Write down each entry again, exactly as it reads.
RECORDS below:
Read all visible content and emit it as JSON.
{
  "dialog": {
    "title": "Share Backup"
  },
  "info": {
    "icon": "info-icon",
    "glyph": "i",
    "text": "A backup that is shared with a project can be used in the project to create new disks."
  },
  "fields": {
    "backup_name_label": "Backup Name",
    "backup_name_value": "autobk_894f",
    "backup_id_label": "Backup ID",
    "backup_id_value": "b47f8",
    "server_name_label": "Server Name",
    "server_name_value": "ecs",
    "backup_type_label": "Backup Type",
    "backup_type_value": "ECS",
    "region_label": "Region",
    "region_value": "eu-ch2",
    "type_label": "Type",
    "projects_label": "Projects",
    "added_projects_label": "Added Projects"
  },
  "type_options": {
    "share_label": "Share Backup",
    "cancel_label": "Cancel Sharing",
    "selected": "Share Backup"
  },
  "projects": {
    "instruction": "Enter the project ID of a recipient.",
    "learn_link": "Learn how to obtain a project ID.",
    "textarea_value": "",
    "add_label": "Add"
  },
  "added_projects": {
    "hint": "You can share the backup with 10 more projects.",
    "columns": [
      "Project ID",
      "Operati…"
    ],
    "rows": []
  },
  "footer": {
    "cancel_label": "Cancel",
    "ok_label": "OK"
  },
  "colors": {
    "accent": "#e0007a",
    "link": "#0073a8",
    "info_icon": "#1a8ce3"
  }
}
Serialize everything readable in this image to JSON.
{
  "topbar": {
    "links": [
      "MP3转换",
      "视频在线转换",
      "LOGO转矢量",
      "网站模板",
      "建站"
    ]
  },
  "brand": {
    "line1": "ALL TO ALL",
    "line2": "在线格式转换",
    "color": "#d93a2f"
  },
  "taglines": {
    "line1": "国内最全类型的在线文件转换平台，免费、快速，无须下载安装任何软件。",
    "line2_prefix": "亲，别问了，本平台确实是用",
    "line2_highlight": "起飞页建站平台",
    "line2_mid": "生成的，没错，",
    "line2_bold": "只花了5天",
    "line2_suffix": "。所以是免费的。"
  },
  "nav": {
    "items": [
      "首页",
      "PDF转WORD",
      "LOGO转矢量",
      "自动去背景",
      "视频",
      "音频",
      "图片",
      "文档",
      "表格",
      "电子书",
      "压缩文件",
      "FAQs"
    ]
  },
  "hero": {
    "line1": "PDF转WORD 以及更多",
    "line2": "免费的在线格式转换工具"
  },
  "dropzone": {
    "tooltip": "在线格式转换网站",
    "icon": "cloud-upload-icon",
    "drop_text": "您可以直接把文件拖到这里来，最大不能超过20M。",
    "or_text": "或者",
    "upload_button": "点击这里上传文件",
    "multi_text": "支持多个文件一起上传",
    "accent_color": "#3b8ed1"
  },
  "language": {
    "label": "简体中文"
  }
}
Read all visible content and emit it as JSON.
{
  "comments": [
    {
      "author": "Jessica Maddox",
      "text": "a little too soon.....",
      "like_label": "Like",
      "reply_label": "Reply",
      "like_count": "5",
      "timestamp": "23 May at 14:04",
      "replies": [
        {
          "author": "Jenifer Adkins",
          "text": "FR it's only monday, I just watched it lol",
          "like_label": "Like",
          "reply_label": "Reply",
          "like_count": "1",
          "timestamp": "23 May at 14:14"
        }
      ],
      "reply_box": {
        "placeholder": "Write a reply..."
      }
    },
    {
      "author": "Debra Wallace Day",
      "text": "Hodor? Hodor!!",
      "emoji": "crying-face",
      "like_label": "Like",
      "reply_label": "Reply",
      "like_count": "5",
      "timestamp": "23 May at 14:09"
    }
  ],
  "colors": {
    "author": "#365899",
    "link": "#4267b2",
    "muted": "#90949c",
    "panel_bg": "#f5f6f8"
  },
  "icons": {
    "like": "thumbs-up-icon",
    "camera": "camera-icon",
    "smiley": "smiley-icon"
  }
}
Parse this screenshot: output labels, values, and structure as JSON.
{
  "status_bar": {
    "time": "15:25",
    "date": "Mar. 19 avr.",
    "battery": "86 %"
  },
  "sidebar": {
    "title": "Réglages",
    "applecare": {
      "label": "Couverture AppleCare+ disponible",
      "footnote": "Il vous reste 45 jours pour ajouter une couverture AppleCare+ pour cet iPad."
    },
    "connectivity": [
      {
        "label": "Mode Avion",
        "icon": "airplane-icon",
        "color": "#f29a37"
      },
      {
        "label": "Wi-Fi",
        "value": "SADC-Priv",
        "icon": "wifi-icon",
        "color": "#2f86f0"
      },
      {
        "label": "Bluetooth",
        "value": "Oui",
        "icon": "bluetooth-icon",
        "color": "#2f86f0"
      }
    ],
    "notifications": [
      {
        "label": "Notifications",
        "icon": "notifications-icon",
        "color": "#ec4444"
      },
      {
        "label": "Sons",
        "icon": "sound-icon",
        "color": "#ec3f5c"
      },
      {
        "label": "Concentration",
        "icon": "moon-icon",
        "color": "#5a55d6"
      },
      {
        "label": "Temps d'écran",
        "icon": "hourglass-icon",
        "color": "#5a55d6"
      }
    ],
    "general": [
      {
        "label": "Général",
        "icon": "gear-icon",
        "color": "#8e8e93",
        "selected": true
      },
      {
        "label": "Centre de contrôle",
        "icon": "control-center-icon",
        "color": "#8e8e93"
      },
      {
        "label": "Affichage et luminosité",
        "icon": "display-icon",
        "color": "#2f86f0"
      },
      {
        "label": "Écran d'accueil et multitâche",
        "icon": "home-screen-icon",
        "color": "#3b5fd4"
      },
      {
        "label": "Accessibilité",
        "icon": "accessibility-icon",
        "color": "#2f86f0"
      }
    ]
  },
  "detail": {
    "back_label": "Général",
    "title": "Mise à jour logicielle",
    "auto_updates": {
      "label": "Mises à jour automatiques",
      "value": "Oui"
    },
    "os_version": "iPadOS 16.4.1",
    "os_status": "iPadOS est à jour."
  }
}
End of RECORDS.
-- EXERCISE ANSWER --
Read all visible content and emit it as JSON.
{
  "dialog": {
    "title": "Share Backup"
  },
  "info": {
    "icon": "info-icon",
    "glyph": "i",
    "text": "A backup that is shared with a project can be used in the project to create new disks."
  },
  "fields": {
    "backup_name_label": "Backup Name",
    "backup_name_value": "autobk_894f",
    "backup_id_label": "Backup ID",
    "backup_id_value": "b47f8",
    "server_name_label": "Server Name",
    "server_name_value": "ecs",
    "backup_type_label": "Backup Type",
    "backup_type_value": "ECS",
    "region_label": "Region",
    "region_value": "eu-ch2",
    "type_label": "Type",
    "projects_label": "Projects",
    "added_projects_label": "Added Projects"
  },
  "type_options": {
    "share_label": "Share Backup",
    "cancel_label": "Cancel Sharing",
    "selected": "Share Backup"
  },
  "projects": {
    "instruction": "Enter the project ID of a recipient.",
    "learn_link": "Learn how to obtain a project ID.",
    "textarea_value": "",
    "add_label": "Add"
  },
  "added_projects": {
    "hint": "You can share the backup with 10 more projects.",
    "columns": [
      "Project ID",
      "Operati…"
    ],
    "rows": []
  },
  "footer": {
    "cancel_label": "Cancel",
    "ok_label": "OK"
  },
  "colors": {
    "accent": "#e0007a",
    "link": "#0073a8",
    "info_icon": "#1a8ce3"
  }
}
Serialize everything readable in this image to JSON.
{
  "topbar": {
    "links": [
      "MP3转换",
      "视频在线转换",
      "LOGO转矢量",
      "网站模板",
      "建站"
    ]
  },
  "brand": {
    "line1": "ALL TO ALL",
    "line2": "在线格式转换",
    "color": "#d93a2f"
  },
  "taglines": {
    "line1": "国内最全类型的在线文件转换平台，免费、快速，无须下载安装任何软件。",
    "line2_prefix": "亲，别问了，本平台确实是用",
    "line2_highlight": "起飞页建站平台",
    "line2_mid": "生成的，没错，",
    "line2_bold": "只花了5天",
    "line2_suffix": "。所以是免费的。"
  },
  "nav": {
    "items": [
      "首页",
      "PDF转WORD",
      "LOGO转矢量",
      "自动去背景",
      "视频",
      "音频",
      "图片",
      "文档",
      "表格",
      "电子书",
      "压缩文件",
      "FAQs"
    ]
  },
  "hero": {
    "line1": "PDF转WORD 以及更多",
    "line2": "免费的在线格式转换工具"
  },
  "dropzone": {
    "tooltip": "在线格式转换网站",
    "icon": "cloud-upload-icon",
    "drop_text": "您可以直接把文件拖到这里来，最大不能超过20M。",
    "or_text": "或者",
    "upload_button": "点击这里上传文件",
    "multi_text": "支持多个文件一起上传",
    "accent_color": "#3b8ed1"
  },
  "language": {
    "label": "简体中文"
  }
}
Read all visible content and emit it as JSON.
{
  "comments": [
    {
      "author": "Jessica Maddox",
      "text": "a little too soon.....",
      "like_label": "Like",
      "reply_label": "Reply",
      "like_count": "5",
      "timestamp": "23 May at 14:04",
      "replies": [
        {
          "author": "Jenifer Adkins",
          "text": "FR it's only monday, I just watched it lol",
          "like_label": "Like",
          "reply_label": "Reply",
          "like_count": "1",
          "timestamp": "23 May at 14:14"
        }
      ],
      "reply_box": {
        "placeholder": "Write a reply..."
      }
    },
    {
      "author": "Debra Wallace Day",
      "text": "Hodor? Hodor!!",
      "emoji": "crying-face",
      "like_label": "Like",
      "reply_label": "Reply",
      "like_count": "5",
      "timestamp": "23 May at 14:09"
    }
  ],
  "colors": {
    "author": "#365899",
    "link": "#4267b2",
    "muted": "#90949c",
    "panel_bg": "#f5f6f8"
  },
  "icons": {
    "like": "thumbs-up-icon",
    "camera": "camera-icon",
    "smiley": "smiley-icon"
  }
}
Parse this screenshot: output labels, values, and structure as JSON.
{
  "status_bar": {
    "time": "15:25",
    "date": "Mar. 19 avr.",
    "battery": "86 %"
  },
  "sidebar": {
    "title": "Réglages",
    "applecare": {
      "label": "Couverture AppleCare+ disponible",
      "footnote": "Il vous reste 45 jours pour ajouter une couverture AppleCare+ pour cet iPad."
    },
    "connectivity": [
      {
        "label": "Mode Avion",
        "icon": "airplane-icon",
        "color": "#f29a37"
      },
      {
        "label": "Wi-Fi",
        "value": "SADC-Priv",
        "icon": "wifi-icon",
        "color": "#2f86f0"
      },
      {
        "label": "Bluetooth",
        "value": "Oui",
        "icon": "bluetooth-icon",
        "color": "#2f86f0"
      }
    ],
    "notifications": [
      {
        "label": "Notifications",
        "icon": "notifications-icon",
        "color": "#ec4444"
      },
      {
        "label": "Sons",
        "icon": "sound-icon",
        "color": "#ec3f5c"
      },
      {
        "label": "Concentration",
        "icon": "moon-icon",
        "color": "#5a55d6"
      },
      {
        "label": "Temps d'écran",
        "icon": "hourglass-icon",
        "color": "#5a55d6"
      }
    ],
    "general": [
      {
        "label": "Général",
        "icon": "gear-icon",
        "color": "#8e8e93",
        "selected": true
      },
      {
        "label": "Centre de contrôle",
        "icon": "control-center-icon",
        "color": "#8e8e93"
      },
      {
        "label": "Affichage et luminosité",
        "icon": "display-icon",
        "color": "#2f86f0"
      },
      {
        "label": "Écran d'accueil et multitâche",
        "icon": "home-screen-icon",
        "color": "#3b5fd4"
      },
      {
        "label": "Accessibilité",
        "icon": "accessibility-icon",
        "color": "#2f86f0"
      }
    ]
  },
  "detail": {
    "back_label": "Général",
    "title": "Mise à jour logicielle",
    "auto_updates": {
      "label": "Mises à jour automatiques",
      "value": "Oui"
    },
    "os_version": "iPadOS 16.4.1",
    "os_status": "iPadOS est à jour."
  }
}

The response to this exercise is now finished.